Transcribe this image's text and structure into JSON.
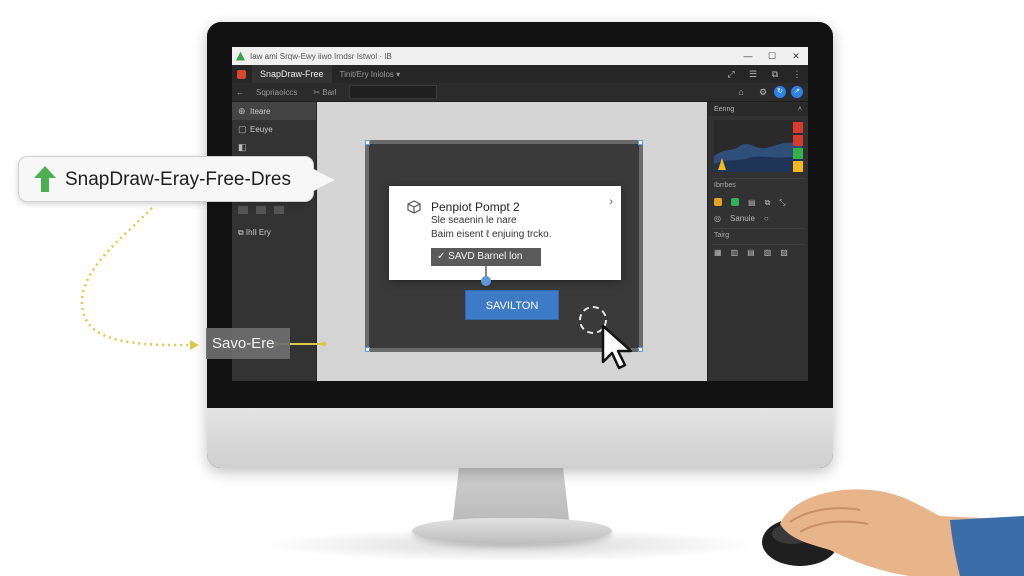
{
  "window": {
    "title": "Iaw ami Srqw-Ewy iiwo Irndsr Istwol · IB",
    "controls": {
      "minimize": "—",
      "maximize": "☐",
      "close": "✕"
    }
  },
  "tabs": {
    "app_tab": "SnapDraw-Free",
    "second_tab": "Tinit/Ery Iniolos ▾",
    "icons": [
      "⤢",
      "☰",
      "⧉",
      "⋮"
    ]
  },
  "toolbar": {
    "back": "←",
    "nav_label": "Sqpriaoiccs",
    "tool_label": "✂ Barl",
    "address_value": ""
  },
  "sidebar": {
    "items": [
      {
        "icon": "⊕",
        "label": "Iteare"
      },
      {
        "icon": "▢",
        "label": "Eeuye"
      },
      {
        "icon": "◧",
        "label": ""
      }
    ],
    "footer_label": "⧉ IhIl Ery"
  },
  "dialog": {
    "title": "Penpiot Pompt 2",
    "close": "›",
    "line1": "Sle seaenin le nare",
    "line2": "Baim eisent ℓ enjuing trcko.",
    "check_button": "✓ SAVD Barnel lon"
  },
  "save_button": {
    "label": "SAVILTON"
  },
  "right_panel": {
    "header": "Eenng",
    "section1": "Ibrrbes",
    "section2": "Sanuie",
    "section3": "Tairg",
    "swatch_colors": [
      "#d83a2c",
      "#d83a2c",
      "#33b24a",
      "#f2b81c"
    ]
  },
  "callout": {
    "text": "SnapDraw-Eray-Free-Dres"
  },
  "save_label": {
    "text": "Savo-Ere"
  },
  "colors": {
    "accent_blue": "#3e7bc6",
    "arrow_green": "#4caf50",
    "connector_yellow": "#d9c94a"
  }
}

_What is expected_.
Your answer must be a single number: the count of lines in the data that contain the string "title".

_Result_.
2